- **Assignment**
List all lines of the data containing the word "state".

- **Dataset items**

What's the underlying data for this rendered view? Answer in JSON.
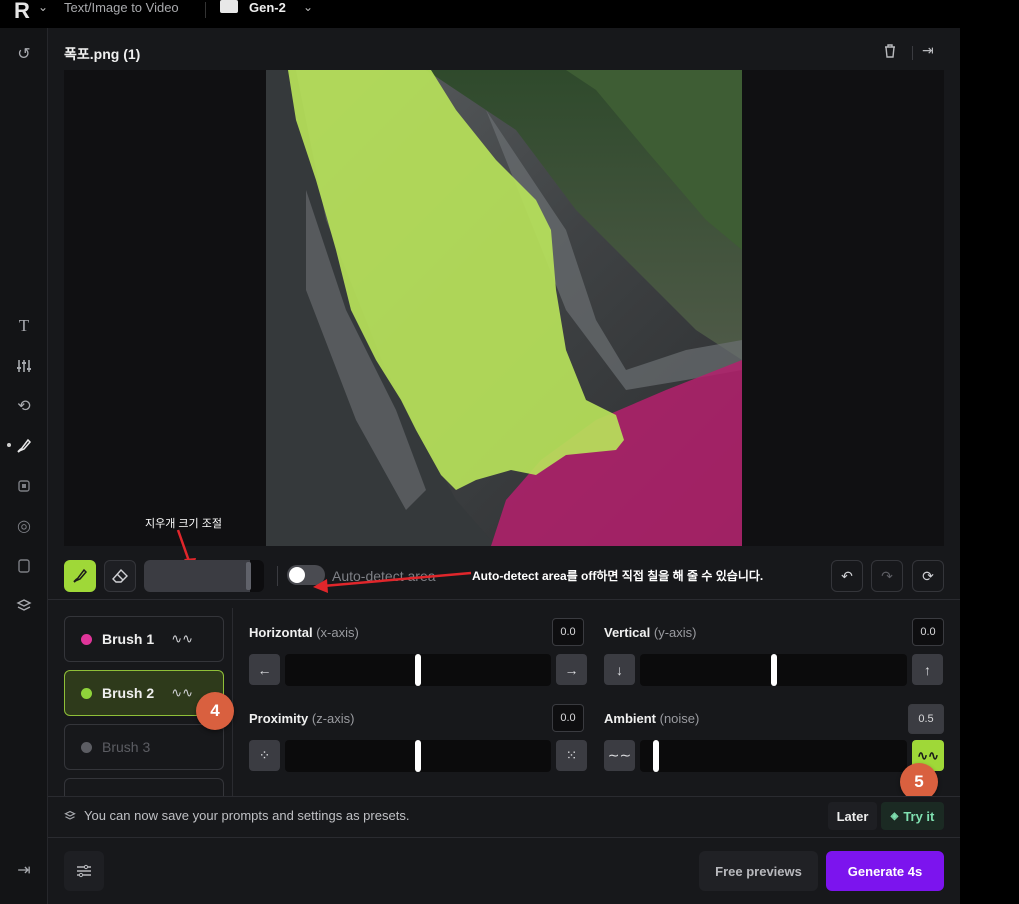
{
  "topbar": {
    "app_logo": "R",
    "mode_label": "Text/Image to Video",
    "project_label": "Gen-2"
  },
  "panel": {
    "file_title": "폭포.png (1)"
  },
  "annotations": {
    "eraser_size": "지우개 크기 조절",
    "auto_detect_note": "Auto-detect area를 off하면 직접 칠을 해 줄 수 있습니다."
  },
  "toolbar": {
    "auto_detect_label": "Auto-detect area",
    "auto_detect_on": false
  },
  "brushes": [
    {
      "label": "Brush 1",
      "color": "#e0359a",
      "state": "normal"
    },
    {
      "label": "Brush 2",
      "color": "#8fd43a",
      "state": "selected"
    },
    {
      "label": "Brush 3",
      "color": "#5c5d63",
      "state": "disabled"
    }
  ],
  "motion": {
    "horizontal": {
      "label": "Horizontal",
      "axis": "(x-axis)",
      "value": "0.0"
    },
    "vertical": {
      "label": "Vertical",
      "axis": "(y-axis)",
      "value": "0.0"
    },
    "proximity": {
      "label": "Proximity",
      "axis": "(z-axis)",
      "value": "0.0"
    },
    "ambient": {
      "label": "Ambient",
      "axis": "(noise)",
      "value": "0.5"
    }
  },
  "badges": {
    "step4": "4",
    "step5": "5"
  },
  "preset_banner": {
    "text": "You can now save your prompts and settings as presets.",
    "later": "Later",
    "try_it": "Try it"
  },
  "footer": {
    "free_previews": "Free previews",
    "generate": "Generate 4s"
  },
  "colors": {
    "accent_green": "#9fd838",
    "accent_purple": "#7c14ee",
    "mask_green": "#b7e25a",
    "mask_magenta": "#b5206d"
  }
}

- **Result below**
      "state": "normal"
      "state": "selected"
      "state": "disabled"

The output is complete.